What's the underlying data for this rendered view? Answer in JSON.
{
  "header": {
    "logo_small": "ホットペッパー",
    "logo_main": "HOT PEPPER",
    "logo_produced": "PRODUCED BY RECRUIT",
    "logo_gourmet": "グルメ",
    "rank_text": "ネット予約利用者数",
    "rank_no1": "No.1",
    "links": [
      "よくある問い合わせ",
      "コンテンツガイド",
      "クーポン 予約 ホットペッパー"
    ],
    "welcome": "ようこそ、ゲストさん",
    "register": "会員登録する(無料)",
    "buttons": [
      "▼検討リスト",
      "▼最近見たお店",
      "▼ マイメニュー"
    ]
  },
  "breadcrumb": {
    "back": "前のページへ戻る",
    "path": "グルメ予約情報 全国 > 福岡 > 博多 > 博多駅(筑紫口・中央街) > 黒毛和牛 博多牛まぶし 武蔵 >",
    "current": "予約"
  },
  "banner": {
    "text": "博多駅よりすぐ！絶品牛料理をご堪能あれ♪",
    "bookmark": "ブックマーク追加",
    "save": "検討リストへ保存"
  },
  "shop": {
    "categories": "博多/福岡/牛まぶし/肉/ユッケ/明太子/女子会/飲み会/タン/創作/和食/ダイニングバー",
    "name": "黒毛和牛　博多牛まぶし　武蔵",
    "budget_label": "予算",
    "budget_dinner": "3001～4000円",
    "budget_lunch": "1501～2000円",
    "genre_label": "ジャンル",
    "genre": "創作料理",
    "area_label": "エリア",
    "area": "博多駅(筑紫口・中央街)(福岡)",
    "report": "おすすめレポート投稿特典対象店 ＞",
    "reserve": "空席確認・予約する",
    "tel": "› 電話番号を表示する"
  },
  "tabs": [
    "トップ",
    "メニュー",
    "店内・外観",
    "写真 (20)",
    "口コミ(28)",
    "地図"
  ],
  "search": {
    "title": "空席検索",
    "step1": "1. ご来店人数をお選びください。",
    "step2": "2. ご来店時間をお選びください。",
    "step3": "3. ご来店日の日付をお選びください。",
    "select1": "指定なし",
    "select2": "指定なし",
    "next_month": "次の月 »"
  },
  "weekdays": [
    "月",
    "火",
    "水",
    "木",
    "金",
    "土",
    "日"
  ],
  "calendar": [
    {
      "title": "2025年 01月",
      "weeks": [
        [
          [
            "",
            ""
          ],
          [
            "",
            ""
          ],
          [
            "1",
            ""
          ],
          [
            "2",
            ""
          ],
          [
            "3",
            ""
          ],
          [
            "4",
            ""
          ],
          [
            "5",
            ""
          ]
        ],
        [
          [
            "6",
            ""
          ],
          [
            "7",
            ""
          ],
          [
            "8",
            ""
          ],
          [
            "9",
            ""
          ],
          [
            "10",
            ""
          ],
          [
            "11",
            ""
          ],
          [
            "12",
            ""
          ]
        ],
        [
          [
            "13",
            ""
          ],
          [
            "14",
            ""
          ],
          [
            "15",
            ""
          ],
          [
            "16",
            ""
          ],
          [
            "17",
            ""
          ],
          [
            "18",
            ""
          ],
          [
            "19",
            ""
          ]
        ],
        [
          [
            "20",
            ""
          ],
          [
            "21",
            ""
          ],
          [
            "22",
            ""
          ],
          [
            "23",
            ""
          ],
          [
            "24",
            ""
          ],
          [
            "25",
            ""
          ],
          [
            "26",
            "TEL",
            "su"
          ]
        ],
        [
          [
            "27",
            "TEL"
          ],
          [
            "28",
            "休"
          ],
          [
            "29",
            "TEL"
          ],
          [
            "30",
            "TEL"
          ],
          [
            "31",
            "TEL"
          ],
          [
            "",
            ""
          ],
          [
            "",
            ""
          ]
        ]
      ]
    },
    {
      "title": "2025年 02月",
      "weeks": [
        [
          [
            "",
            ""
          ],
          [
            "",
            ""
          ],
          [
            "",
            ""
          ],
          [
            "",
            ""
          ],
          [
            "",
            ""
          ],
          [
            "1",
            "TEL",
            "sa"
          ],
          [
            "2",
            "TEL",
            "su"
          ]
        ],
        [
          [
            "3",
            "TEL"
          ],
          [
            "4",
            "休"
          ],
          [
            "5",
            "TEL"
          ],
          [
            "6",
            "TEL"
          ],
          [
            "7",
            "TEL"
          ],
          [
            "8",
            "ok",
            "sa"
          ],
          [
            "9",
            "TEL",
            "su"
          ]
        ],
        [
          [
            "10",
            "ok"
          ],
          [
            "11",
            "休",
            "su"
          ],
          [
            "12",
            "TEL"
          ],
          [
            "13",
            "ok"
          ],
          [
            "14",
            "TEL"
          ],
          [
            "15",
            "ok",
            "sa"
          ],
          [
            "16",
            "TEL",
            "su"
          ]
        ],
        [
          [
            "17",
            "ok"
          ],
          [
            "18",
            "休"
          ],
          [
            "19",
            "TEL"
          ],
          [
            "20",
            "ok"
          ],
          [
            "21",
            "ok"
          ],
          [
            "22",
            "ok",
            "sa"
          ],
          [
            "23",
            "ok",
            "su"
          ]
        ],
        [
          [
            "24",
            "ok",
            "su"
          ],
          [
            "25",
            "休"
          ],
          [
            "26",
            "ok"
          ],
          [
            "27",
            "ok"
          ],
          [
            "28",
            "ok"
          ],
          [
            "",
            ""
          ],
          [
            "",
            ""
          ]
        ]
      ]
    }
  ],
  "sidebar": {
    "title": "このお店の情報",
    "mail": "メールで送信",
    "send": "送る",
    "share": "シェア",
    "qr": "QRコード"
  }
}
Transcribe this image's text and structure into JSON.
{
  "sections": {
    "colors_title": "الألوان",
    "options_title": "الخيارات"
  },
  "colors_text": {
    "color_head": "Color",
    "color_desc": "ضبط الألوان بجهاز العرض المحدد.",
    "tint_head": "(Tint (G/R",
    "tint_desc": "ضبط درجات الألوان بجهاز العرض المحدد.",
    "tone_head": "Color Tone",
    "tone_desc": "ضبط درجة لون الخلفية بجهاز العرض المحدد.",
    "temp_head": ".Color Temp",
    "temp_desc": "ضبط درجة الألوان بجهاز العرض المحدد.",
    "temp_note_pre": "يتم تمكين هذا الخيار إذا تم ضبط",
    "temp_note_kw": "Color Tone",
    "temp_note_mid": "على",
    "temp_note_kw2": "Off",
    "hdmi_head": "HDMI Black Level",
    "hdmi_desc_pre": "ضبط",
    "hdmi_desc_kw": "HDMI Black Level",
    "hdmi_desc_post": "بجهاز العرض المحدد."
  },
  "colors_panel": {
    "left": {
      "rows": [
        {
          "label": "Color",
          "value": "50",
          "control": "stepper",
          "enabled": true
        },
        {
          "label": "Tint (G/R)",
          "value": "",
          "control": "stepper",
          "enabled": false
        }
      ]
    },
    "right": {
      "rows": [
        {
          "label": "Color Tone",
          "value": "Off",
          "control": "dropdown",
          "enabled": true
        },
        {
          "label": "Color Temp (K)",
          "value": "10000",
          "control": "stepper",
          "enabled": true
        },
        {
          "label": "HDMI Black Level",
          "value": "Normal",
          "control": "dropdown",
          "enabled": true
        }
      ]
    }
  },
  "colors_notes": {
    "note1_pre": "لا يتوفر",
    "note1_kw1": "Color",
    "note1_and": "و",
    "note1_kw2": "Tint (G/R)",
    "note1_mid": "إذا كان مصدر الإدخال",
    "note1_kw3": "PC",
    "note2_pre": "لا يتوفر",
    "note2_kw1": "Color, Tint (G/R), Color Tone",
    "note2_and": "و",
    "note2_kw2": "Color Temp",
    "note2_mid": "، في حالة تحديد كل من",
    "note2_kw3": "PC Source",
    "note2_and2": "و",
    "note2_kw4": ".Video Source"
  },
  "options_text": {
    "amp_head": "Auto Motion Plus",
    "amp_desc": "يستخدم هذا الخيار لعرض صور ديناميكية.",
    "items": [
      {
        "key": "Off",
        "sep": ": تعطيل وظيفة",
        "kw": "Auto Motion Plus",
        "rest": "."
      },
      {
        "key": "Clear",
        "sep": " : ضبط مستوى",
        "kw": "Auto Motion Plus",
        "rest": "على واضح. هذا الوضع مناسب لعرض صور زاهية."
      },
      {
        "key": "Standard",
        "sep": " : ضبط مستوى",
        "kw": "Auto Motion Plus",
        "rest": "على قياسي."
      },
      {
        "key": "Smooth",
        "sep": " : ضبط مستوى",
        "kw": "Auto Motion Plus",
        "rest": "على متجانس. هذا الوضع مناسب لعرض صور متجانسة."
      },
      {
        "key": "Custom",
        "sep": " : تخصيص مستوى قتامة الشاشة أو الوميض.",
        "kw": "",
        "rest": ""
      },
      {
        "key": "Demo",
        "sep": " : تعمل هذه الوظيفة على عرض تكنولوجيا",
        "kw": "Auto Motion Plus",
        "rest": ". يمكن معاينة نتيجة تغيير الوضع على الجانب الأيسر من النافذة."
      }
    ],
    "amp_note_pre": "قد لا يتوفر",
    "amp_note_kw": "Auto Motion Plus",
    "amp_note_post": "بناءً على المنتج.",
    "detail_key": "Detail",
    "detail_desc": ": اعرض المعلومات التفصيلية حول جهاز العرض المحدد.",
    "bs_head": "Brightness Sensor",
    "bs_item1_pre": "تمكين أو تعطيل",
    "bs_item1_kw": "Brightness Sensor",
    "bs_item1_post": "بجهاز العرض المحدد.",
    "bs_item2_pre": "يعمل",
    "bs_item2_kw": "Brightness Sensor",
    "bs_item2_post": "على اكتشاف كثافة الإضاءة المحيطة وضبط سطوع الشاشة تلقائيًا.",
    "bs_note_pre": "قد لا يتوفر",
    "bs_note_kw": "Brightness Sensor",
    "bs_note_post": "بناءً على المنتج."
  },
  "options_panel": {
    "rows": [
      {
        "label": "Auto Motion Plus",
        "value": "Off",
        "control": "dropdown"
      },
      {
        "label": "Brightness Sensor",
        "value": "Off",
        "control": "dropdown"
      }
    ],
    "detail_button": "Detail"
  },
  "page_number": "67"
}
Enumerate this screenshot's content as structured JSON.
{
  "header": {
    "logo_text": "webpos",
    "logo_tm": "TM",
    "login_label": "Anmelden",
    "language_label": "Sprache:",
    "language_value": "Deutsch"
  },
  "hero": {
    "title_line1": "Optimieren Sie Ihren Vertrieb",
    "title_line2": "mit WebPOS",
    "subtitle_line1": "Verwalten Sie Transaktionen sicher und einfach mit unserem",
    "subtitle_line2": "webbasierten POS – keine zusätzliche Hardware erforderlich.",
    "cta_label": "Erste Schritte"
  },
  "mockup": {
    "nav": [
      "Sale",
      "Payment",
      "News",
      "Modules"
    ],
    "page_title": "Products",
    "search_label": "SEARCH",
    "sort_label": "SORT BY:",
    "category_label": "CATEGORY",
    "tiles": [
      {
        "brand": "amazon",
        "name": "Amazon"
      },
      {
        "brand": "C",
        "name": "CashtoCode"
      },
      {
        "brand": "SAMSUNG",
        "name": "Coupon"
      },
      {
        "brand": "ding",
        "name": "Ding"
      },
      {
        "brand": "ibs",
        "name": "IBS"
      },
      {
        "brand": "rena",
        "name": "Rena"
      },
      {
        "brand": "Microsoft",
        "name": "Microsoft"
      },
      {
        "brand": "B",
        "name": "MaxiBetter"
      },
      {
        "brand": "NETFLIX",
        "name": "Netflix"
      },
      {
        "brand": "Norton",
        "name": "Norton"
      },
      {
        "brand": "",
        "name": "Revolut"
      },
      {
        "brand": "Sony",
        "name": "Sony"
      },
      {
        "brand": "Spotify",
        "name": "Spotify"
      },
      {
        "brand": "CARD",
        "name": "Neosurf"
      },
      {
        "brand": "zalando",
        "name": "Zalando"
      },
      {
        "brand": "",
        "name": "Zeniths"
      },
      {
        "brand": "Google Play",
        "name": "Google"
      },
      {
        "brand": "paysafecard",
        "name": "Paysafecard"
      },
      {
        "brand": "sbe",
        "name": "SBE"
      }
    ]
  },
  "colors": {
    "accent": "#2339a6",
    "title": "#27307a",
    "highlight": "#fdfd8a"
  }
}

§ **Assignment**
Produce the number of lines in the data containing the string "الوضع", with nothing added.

§ **Written answer**
3